(Dataset entries)
Content starts
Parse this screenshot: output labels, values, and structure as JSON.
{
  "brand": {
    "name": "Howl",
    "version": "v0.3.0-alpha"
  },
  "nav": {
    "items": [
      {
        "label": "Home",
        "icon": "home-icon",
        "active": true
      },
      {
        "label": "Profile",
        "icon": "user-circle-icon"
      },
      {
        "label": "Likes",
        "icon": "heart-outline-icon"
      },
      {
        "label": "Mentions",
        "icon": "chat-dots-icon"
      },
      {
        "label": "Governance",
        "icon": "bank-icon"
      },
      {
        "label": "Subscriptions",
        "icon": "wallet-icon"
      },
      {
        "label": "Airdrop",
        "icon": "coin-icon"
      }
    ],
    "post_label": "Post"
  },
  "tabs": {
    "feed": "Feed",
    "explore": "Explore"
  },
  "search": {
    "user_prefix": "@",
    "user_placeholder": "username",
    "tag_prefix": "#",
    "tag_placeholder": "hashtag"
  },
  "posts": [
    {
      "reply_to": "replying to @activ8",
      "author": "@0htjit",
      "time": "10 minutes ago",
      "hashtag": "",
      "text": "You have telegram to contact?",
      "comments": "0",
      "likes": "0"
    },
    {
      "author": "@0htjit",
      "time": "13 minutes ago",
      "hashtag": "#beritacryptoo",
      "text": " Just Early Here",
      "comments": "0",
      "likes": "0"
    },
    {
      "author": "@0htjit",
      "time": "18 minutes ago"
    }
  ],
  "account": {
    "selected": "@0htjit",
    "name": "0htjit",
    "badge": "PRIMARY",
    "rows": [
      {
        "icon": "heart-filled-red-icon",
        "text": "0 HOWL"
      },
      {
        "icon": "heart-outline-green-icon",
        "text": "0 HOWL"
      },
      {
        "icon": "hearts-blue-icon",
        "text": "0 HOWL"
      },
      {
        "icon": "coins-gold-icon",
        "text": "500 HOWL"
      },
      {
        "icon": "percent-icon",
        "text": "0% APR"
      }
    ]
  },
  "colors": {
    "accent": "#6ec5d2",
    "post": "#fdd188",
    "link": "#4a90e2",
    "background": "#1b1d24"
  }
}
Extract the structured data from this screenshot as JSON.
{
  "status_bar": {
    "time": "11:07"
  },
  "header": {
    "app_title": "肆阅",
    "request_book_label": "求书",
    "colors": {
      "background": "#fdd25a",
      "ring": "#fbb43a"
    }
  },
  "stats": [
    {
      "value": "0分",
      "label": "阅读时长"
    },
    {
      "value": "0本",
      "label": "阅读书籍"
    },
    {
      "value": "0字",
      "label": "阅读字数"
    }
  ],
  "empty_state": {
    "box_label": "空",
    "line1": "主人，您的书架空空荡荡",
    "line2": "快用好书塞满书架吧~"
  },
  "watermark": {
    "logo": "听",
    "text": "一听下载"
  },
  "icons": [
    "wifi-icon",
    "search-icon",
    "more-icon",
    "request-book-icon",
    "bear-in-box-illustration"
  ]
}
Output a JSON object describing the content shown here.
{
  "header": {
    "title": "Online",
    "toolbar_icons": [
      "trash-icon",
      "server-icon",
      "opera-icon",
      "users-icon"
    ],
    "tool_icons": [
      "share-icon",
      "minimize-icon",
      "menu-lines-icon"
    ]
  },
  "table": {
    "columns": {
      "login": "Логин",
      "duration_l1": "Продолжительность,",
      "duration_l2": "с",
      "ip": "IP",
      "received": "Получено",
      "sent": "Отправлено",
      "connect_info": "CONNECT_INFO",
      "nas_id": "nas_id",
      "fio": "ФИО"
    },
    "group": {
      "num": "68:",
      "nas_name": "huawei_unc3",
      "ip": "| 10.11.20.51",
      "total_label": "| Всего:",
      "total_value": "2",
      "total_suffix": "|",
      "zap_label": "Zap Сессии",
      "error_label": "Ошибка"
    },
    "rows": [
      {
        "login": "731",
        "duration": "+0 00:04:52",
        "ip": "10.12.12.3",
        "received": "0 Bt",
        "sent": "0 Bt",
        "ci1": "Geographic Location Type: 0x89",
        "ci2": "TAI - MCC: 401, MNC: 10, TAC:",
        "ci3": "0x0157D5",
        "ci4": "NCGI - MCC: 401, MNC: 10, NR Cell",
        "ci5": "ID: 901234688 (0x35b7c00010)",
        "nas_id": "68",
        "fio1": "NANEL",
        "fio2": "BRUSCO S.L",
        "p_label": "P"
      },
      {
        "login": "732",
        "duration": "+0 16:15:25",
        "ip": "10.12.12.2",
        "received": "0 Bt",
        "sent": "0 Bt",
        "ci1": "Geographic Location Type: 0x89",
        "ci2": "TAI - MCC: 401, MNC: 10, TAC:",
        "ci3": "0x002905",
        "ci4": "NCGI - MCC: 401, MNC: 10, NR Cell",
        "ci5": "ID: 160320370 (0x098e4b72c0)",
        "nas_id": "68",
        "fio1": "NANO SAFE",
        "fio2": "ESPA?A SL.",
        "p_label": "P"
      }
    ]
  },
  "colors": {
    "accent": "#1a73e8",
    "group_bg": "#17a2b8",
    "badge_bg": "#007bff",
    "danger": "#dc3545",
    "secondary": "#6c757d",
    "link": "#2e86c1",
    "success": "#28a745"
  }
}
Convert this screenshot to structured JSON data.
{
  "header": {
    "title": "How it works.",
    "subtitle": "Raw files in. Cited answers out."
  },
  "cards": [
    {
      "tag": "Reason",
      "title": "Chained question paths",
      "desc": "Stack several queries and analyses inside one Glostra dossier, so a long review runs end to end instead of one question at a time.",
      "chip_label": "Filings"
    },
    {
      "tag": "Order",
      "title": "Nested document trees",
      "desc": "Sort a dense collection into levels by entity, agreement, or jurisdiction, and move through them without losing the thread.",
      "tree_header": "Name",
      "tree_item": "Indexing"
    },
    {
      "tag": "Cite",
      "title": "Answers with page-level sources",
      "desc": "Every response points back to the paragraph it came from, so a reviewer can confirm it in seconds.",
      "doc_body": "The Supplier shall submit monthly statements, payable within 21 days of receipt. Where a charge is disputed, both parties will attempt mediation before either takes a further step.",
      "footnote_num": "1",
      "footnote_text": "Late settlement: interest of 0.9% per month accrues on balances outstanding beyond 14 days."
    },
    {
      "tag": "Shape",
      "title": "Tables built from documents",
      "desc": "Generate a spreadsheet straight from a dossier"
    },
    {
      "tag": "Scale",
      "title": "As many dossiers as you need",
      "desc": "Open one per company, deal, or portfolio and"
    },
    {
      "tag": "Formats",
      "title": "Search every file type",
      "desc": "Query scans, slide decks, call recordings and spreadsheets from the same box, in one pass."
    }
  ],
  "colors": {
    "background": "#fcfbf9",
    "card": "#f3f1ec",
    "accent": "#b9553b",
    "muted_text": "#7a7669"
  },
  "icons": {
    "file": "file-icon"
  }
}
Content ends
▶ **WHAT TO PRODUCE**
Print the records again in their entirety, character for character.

▶ **EXERCISE RESULT**
Parse this screenshot: output labels, values, and structure as JSON.
{
  "brand": {
    "name": "Howl",
    "version": "v0.3.0-alpha"
  },
  "nav": {
    "items": [
      {
        "label": "Home",
        "icon": "home-icon",
        "active": true
      },
      {
        "label": "Profile",
        "icon": "user-circle-icon"
      },
      {
        "label": "Likes",
        "icon": "heart-outline-icon"
      },
      {
        "label": "Mentions",
        "icon": "chat-dots-icon"
      },
      {
        "label": "Governance",
        "icon": "bank-icon"
      },
      {
        "label": "Subscriptions",
        "icon": "wallet-icon"
      },
      {
        "label": "Airdrop",
        "icon": "coin-icon"
      }
    ],
    "post_label": "Post"
  },
  "tabs": {
    "feed": "Feed",
    "explore": "Explore"
  },
  "search": {
    "user_prefix": "@",
    "user_placeholder": "username",
    "tag_prefix": "#",
    "tag_placeholder": "hashtag"
  },
  "posts": [
    {
      "reply_to": "replying to @activ8",
      "author": "@0htjit",
      "time": "10 minutes ago",
      "hashtag": "",
      "text": "You have telegram to contact?",
      "comments": "0",
      "likes": "0"
    },
    {
      "author": "@0htjit",
      "time": "13 minutes ago",
      "hashtag": "#beritacryptoo",
      "text": " Just Early Here",
      "comments": "0",
      "likes": "0"
    },
    {
      "author": "@0htjit",
      "time": "18 minutes ago"
    }
  ],
  "account": {
    "selected": "@0htjit",
    "name": "0htjit",
    "badge": "PRIMARY",
    "rows": [
      {
        "icon": "heart-filled-red-icon",
        "text": "0 HOWL"
      },
      {
        "icon": "heart-outline-green-icon",
        "text": "0 HOWL"
      },
      {
        "icon": "hearts-blue-icon",
        "text": "0 HOWL"
      },
      {
        "icon": "coins-gold-icon",
        "text": "500 HOWL"
      },
      {
        "icon": "percent-icon",
        "text": "0% APR"
      }
    ]
  },
  "colors": {
    "accent": "#6ec5d2",
    "post": "#fdd188",
    "link": "#4a90e2",
    "background": "#1b1d24"
  }
}
Extract the structured data from this screenshot as JSON.
{
  "status_bar": {
    "time": "11:07"
  },
  "header": {
    "app_title": "肆阅",
    "request_book_label": "求书",
    "colors": {
      "background": "#fdd25a",
      "ring": "#fbb43a"
    }
  },
  "stats": [
    {
      "value": "0分",
      "label": "阅读时长"
    },
    {
      "value": "0本",
      "label": "阅读书籍"
    },
    {
      "value": "0字",
      "label": "阅读字数"
    }
  ],
  "empty_state": {
    "box_label": "空",
    "line1": "主人，您的书架空空荡荡",
    "line2": "快用好书塞满书架吧~"
  },
  "watermark": {
    "logo": "听",
    "text": "一听下载"
  },
  "icons": [
    "wifi-icon",
    "search-icon",
    "more-icon",
    "request-book-icon",
    "bear-in-box-illustration"
  ]
}
Output a JSON object describing the content shown here.
{
  "header": {
    "title": "Online",
    "toolbar_icons": [
      "trash-icon",
      "server-icon",
      "opera-icon",
      "users-icon"
    ],
    "tool_icons": [
      "share-icon",
      "minimize-icon",
      "menu-lines-icon"
    ]
  },
  "table": {
    "columns": {
      "login": "Логин",
      "duration_l1": "Продолжительность,",
      "duration_l2": "с",
      "ip": "IP",
      "received": "Получено",
      "sent": "Отправлено",
      "connect_info": "CONNECT_INFO",
      "nas_id": "nas_id",
      "fio": "ФИО"
    },
    "group": {
      "num": "68:",
      "nas_name": "huawei_unc3",
      "ip": "| 10.11.20.51",
      "total_label": "| Всего:",
      "total_value": "2",
      "total_suffix": "|",
      "zap_label": "Zap Сессии",
      "error_label": "Ошибка"
    },
    "rows": [
      {
        "login": "731",
        "duration": "+0 00:04:52",
        "ip": "10.12.12.3",
        "received": "0 Bt",
        "sent": "0 Bt",
        "ci1": "Geographic Location Type: 0x89",
        "ci2": "TAI - MCC: 401, MNC: 10, TAC:",
        "ci3": "0x0157D5",
        "ci4": "NCGI - MCC: 401, MNC: 10, NR Cell",
        "ci5": "ID: 901234688 (0x35b7c00010)",
        "nas_id": "68",
        "fio1": "NANEL",
        "fio2": "BRUSCO S.L",
        "p_label": "P"
      },
      {
        "login": "732",
        "duration": "+0 16:15:25",
        "ip": "10.12.12.2",
        "received": "0 Bt",
        "sent": "0 Bt",
        "ci1": "Geographic Location Type: 0x89",
        "ci2": "TAI - MCC: 401, MNC: 10, TAC:",
        "ci3": "0x002905",
        "ci4": "NCGI - MCC: 401, MNC: 10, NR Cell",
        "ci5": "ID: 160320370 (0x098e4b72c0)",
        "nas_id": "68",
        "fio1": "NANO SAFE",
        "fio2": "ESPA?A SL.",
        "p_label": "P"
      }
    ]
  },
  "colors": {
    "accent": "#1a73e8",
    "group_bg": "#17a2b8",
    "badge_bg": "#007bff",
    "danger": "#dc3545",
    "secondary": "#6c757d",
    "link": "#2e86c1",
    "success": "#28a745"
  }
}
Convert this screenshot to structured JSON data.
{
  "header": {
    "title": "How it works.",
    "subtitle": "Raw files in. Cited answers out."
  },
  "cards": [
    {
      "tag": "Reason",
      "title": "Chained question paths",
      "desc": "Stack several queries and analyses inside one Glostra dossier, so a long review runs end to end instead of one question at a time.",
      "chip_label": "Filings"
    },
    {
      "tag": "Order",
      "title": "Nested document trees",
      "desc": "Sort a dense collection into levels by entity, agreement, or jurisdiction, and move through them without losing the thread.",
      "tree_header": "Name",
      "tree_item": "Indexing"
    },
    {
      "tag": "Cite",
      "title": "Answers with page-level sources",
      "desc": "Every response points back to the paragraph it came from, so a reviewer can confirm it in seconds.",
      "doc_body": "The Supplier shall submit monthly statements, payable within 21 days of receipt. Where a charge is disputed, both parties will attempt mediation before either takes a further step.",
      "footnote_num": "1",
      "footnote_text": "Late settlement: interest of 0.9% per month accrues on balances outstanding beyond 14 days."
    },
    {
      "tag": "Shape",
      "title": "Tables built from documents",
      "desc": "Generate a spreadsheet straight from a dossier"
    },
    {
      "tag": "Scale",
      "title": "As many dossiers as you need",
      "desc": "Open one per company, deal, or portfolio and"
    },
    {
      "tag": "Formats",
      "title": "Search every file type",
      "desc": "Query scans, slide decks, call recordings and spreadsheets from the same box, in one pass."
    }
  ],
  "colors": {
    "background": "#fcfbf9",
    "card": "#f3f1ec",
    "accent": "#b9553b",
    "muted_text": "#7a7669"
  },
  "icons": {
    "file": "file-icon"
  }
}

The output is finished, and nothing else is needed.